Task item> Every line of the listing is to be returned exactly as given.

Given records>

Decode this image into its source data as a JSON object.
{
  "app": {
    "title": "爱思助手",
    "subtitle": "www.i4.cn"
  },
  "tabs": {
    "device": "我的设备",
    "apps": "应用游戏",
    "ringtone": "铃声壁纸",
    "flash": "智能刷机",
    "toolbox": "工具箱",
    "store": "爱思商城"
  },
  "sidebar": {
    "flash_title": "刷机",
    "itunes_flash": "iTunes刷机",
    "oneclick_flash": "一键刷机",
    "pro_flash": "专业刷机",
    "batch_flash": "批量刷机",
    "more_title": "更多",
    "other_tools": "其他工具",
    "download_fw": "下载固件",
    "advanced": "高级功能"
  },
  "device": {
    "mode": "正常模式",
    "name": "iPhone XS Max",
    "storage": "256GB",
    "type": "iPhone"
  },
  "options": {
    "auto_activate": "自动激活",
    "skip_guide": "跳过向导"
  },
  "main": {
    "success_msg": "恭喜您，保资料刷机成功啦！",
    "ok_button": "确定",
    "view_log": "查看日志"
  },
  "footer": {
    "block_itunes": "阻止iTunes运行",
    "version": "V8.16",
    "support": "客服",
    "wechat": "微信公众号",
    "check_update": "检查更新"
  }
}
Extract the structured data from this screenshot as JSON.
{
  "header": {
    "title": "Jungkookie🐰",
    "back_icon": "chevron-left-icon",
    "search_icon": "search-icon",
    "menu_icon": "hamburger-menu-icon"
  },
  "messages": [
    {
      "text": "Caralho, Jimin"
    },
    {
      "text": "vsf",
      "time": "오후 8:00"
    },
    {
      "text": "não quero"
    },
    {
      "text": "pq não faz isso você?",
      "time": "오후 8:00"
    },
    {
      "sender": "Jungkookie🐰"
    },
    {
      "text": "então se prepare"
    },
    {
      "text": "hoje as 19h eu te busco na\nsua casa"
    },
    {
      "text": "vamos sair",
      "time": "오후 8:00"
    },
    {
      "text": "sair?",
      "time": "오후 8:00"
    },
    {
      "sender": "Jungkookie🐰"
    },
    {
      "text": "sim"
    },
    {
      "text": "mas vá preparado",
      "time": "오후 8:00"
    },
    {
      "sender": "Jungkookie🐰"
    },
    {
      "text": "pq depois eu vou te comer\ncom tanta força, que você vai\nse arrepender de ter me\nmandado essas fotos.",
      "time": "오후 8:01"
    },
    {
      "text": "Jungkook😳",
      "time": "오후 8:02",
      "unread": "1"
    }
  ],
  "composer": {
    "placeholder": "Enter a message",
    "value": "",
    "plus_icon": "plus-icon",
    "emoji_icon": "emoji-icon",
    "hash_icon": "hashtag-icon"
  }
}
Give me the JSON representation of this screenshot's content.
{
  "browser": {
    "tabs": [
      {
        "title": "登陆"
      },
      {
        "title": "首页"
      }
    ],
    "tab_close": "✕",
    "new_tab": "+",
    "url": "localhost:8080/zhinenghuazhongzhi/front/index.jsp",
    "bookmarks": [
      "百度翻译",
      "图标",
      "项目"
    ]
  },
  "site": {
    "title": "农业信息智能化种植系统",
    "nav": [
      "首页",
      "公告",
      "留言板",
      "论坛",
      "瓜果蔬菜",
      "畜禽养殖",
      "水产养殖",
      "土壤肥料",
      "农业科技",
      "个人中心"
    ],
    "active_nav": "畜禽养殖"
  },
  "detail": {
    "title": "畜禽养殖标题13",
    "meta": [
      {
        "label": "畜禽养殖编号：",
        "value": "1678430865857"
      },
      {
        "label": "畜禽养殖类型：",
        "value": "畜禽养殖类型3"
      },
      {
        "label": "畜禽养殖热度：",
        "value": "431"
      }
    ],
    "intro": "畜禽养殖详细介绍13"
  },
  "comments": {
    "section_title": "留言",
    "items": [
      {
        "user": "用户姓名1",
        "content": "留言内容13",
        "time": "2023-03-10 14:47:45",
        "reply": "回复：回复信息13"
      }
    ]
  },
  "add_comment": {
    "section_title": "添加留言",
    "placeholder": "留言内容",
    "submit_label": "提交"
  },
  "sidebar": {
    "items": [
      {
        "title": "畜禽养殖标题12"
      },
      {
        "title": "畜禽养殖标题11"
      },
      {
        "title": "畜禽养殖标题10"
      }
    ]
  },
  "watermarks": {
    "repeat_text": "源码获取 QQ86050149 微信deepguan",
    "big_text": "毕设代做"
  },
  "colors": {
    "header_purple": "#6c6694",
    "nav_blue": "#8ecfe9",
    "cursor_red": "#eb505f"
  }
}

The answer>
Decode this image into its source data as a JSON object.
{
  "app": {
    "title": "爱思助手",
    "subtitle": "www.i4.cn"
  },
  "tabs": {
    "device": "我的设备",
    "apps": "应用游戏",
    "ringtone": "铃声壁纸",
    "flash": "智能刷机",
    "toolbox": "工具箱",
    "store": "爱思商城"
  },
  "sidebar": {
    "flash_title": "刷机",
    "itunes_flash": "iTunes刷机",
    "oneclick_flash": "一键刷机",
    "pro_flash": "专业刷机",
    "batch_flash": "批量刷机",
    "more_title": "更多",
    "other_tools": "其他工具",
    "download_fw": "下载固件",
    "advanced": "高级功能"
  },
  "device": {
    "mode": "正常模式",
    "name": "iPhone XS Max",
    "storage": "256GB",
    "type": "iPhone"
  },
  "options": {
    "auto_activate": "自动激活",
    "skip_guide": "跳过向导"
  },
  "main": {
    "success_msg": "恭喜您，保资料刷机成功啦！",
    "ok_button": "确定",
    "view_log": "查看日志"
  },
  "footer": {
    "block_itunes": "阻止iTunes运行",
    "version": "V8.16",
    "support": "客服",
    "wechat": "微信公众号",
    "check_update": "检查更新"
  }
}
Extract the structured data from this screenshot as JSON.
{
  "header": {
    "title": "Jungkookie🐰",
    "back_icon": "chevron-left-icon",
    "search_icon": "search-icon",
    "menu_icon": "hamburger-menu-icon"
  },
  "messages": [
    {
      "text": "Caralho, Jimin"
    },
    {
      "text": "vsf",
      "time": "오후 8:00"
    },
    {
      "text": "não quero"
    },
    {
      "text": "pq não faz isso você?",
      "time": "오후 8:00"
    },
    {
      "sender": "Jungkookie🐰"
    },
    {
      "text": "então se prepare"
    },
    {
      "text": "hoje as 19h eu te busco na\nsua casa"
    },
    {
      "text": "vamos sair",
      "time": "오후 8:00"
    },
    {
      "text": "sair?",
      "time": "오후 8:00"
    },
    {
      "sender": "Jungkookie🐰"
    },
    {
      "text": "sim"
    },
    {
      "text": "mas vá preparado",
      "time": "오후 8:00"
    },
    {
      "sender": "Jungkookie🐰"
    },
    {
      "text": "pq depois eu vou te comer\ncom tanta força, que você vai\nse arrepender de ter me\nmandado essas fotos.",
      "time": "오후 8:01"
    },
    {
      "text": "Jungkook😳",
      "time": "오후 8:02",
      "unread": "1"
    }
  ],
  "composer": {
    "placeholder": "Enter a message",
    "value": "",
    "plus_icon": "plus-icon",
    "emoji_icon": "emoji-icon",
    "hash_icon": "hashtag-icon"
  }
}
Give me the JSON representation of this screenshot's content.
{
  "browser": {
    "tabs": [
      {
        "title": "登陆"
      },
      {
        "title": "首页"
      }
    ],
    "tab_close": "✕",
    "new_tab": "+",
    "url": "localhost:8080/zhinenghuazhongzhi/front/index.jsp",
    "bookmarks": [
      "百度翻译",
      "图标",
      "项目"
    ]
  },
  "site": {
    "title": "农业信息智能化种植系统",
    "nav": [
      "首页",
      "公告",
      "留言板",
      "论坛",
      "瓜果蔬菜",
      "畜禽养殖",
      "水产养殖",
      "土壤肥料",
      "农业科技",
      "个人中心"
    ],
    "active_nav": "畜禽养殖"
  },
  "detail": {
    "title": "畜禽养殖标题13",
    "meta": [
      {
        "label": "畜禽养殖编号：",
        "value": "1678430865857"
      },
      {
        "label": "畜禽养殖类型：",
        "value": "畜禽养殖类型3"
      },
      {
        "label": "畜禽养殖热度：",
        "value": "431"
      }
    ],
    "intro": "畜禽养殖详细介绍13"
  },
  "comments": {
    "section_title": "留言",
    "items": [
      {
        "user": "用户姓名1",
        "content": "留言内容13",
        "time": "2023-03-10 14:47:45",
        "reply": "回复：回复信息13"
      }
    ]
  },
  "add_comment": {
    "section_title": "添加留言",
    "placeholder": "留言内容",
    "submit_label": "提交"
  },
  "sidebar": {
    "items": [
      {
        "title": "畜禽养殖标题12"
      },
      {
        "title": "畜禽养殖标题11"
      },
      {
        "title": "畜禽养殖标题10"
      }
    ]
  },
  "watermarks": {
    "repeat_text": "源码获取 QQ86050149 微信deepguan",
    "big_text": "毕设代做"
  },
  "colors": {
    "header_purple": "#6c6694",
    "nav_blue": "#8ecfe9",
    "cursor_red": "#eb505f"
  }
}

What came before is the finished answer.